Action item: Which of the lines below holds the string "caption"? Copy every line that does.

(Beginning of Records for this exercise)

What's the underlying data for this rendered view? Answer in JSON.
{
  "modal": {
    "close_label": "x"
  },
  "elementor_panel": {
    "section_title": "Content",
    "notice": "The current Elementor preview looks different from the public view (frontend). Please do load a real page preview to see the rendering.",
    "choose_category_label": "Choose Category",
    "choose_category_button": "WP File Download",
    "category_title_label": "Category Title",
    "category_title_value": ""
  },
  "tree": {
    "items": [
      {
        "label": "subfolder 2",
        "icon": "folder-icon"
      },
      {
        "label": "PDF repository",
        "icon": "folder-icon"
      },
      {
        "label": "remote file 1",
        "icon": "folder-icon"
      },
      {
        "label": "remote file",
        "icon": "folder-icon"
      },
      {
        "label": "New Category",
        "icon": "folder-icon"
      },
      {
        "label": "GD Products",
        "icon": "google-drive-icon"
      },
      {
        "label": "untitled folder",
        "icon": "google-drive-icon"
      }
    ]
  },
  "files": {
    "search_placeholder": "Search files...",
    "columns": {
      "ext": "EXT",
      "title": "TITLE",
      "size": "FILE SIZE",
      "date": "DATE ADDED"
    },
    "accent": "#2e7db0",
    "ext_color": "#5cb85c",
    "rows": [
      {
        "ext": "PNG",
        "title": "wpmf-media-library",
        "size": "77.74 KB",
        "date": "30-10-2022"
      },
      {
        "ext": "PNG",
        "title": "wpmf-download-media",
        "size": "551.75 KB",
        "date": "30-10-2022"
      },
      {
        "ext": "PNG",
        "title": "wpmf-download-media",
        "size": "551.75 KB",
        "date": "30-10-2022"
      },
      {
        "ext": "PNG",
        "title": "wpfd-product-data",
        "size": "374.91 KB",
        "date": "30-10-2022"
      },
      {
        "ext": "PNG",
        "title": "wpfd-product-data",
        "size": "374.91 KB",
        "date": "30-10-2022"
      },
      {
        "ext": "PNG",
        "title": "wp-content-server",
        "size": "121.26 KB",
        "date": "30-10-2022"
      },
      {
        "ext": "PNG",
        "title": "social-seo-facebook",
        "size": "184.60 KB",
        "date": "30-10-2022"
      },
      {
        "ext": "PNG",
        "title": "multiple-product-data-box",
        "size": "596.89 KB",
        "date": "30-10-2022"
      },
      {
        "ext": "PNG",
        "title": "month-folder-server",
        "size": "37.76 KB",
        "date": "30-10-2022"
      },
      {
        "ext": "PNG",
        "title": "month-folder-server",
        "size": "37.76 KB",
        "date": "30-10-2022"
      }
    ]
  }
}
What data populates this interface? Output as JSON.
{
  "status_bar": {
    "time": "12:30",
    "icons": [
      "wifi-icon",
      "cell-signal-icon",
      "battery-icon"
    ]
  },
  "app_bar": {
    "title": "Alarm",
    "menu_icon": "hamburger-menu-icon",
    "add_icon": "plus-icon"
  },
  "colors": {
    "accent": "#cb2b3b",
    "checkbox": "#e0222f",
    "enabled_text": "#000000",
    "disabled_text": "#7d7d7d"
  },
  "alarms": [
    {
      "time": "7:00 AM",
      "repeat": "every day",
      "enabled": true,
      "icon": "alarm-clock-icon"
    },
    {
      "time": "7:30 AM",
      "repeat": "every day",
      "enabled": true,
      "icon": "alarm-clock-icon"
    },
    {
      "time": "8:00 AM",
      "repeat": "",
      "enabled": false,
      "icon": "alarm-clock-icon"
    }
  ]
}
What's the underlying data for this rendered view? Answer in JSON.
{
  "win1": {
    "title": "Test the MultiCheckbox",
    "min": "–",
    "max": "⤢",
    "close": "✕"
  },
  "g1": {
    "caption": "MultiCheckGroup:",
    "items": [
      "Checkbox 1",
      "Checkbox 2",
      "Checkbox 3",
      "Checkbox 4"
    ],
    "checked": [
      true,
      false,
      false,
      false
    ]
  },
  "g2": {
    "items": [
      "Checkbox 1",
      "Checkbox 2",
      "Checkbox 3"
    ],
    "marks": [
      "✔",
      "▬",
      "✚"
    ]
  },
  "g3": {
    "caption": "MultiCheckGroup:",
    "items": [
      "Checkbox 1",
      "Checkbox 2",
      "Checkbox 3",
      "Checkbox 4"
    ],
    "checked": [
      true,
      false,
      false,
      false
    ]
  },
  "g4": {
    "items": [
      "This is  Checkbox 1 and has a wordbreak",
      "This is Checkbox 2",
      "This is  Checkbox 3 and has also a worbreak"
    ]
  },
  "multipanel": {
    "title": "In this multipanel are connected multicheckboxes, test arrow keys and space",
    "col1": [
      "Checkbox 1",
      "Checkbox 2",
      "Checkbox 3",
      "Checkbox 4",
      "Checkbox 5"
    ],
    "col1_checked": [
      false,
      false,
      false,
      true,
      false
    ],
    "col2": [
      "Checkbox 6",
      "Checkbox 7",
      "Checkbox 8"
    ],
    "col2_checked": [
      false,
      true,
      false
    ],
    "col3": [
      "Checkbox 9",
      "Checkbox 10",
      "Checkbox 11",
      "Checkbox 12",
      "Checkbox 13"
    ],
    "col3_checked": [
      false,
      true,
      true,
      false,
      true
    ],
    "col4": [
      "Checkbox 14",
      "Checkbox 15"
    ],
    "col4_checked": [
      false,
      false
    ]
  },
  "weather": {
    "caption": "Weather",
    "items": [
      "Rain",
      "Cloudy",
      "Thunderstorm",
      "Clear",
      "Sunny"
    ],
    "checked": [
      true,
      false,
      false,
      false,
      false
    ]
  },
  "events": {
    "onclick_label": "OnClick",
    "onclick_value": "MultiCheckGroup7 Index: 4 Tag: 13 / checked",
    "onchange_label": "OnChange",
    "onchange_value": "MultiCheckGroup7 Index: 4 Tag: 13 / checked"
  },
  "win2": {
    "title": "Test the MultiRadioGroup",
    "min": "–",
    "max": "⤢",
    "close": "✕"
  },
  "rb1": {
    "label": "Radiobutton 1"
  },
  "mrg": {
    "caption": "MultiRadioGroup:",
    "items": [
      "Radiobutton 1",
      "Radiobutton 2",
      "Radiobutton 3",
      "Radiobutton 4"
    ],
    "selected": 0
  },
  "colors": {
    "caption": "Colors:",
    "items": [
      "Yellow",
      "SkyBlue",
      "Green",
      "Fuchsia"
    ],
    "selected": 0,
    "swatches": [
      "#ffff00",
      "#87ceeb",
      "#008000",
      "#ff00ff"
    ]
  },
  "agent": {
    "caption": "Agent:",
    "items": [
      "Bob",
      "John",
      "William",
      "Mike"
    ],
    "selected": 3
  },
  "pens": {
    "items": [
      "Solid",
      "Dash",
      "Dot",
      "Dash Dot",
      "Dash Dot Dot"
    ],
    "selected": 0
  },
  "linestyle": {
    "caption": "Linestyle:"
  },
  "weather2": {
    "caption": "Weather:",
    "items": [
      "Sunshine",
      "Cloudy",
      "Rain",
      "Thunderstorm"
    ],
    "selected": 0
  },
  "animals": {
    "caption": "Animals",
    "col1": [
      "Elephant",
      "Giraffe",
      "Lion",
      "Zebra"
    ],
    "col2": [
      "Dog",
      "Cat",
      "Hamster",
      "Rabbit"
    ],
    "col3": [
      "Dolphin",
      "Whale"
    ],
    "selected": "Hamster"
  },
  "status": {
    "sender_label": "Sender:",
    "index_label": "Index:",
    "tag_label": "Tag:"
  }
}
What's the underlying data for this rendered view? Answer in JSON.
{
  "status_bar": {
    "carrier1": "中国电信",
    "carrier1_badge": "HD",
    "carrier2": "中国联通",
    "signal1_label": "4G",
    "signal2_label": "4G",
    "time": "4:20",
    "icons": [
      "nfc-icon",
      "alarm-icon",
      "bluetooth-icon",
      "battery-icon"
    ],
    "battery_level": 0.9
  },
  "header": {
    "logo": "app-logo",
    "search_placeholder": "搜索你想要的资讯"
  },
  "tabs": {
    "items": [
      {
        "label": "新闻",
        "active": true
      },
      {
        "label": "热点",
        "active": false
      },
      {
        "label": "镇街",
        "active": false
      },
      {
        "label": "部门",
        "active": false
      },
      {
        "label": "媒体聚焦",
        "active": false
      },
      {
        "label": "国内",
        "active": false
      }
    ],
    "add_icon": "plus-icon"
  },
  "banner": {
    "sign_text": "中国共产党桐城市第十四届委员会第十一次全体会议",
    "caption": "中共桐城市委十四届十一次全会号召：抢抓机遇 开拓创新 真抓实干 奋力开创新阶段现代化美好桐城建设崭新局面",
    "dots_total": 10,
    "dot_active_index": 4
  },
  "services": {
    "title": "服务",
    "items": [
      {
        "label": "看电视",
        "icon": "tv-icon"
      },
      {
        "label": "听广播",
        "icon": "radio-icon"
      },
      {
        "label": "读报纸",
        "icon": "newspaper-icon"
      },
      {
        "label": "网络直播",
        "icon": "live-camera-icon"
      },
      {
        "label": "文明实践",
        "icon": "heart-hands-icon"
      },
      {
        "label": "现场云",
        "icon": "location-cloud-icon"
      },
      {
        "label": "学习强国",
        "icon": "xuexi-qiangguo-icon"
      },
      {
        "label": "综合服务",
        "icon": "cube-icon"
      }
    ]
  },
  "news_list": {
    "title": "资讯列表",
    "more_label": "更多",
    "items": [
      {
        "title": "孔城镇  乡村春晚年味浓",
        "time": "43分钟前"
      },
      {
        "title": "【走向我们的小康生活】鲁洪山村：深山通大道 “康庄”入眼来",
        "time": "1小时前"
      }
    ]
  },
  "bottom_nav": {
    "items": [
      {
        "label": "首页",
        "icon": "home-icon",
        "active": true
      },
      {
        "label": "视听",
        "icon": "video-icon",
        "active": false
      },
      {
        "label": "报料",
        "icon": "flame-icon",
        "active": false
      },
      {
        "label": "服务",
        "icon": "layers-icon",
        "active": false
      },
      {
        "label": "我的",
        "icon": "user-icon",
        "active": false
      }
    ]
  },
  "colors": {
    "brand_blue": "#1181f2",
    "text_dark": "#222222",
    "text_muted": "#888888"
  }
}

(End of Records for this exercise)

Your solution:
    "caption": "MultiCheckGroup:",
    "caption": "MultiCheckGroup:",
    "caption": "Weather",
    "caption": "MultiRadioGroup:",
    "caption": "Colors:",
    "caption": "Agent:",
    "caption": "Linestyle:"
    "caption": "Weather:",
    "caption": "Animals",
    "caption": "中共桐城市委十四届十一次全会号召：抢抓机遇 开拓创新 真抓实干 奋力开创新阶段现代化美好桐城建设崭新局面",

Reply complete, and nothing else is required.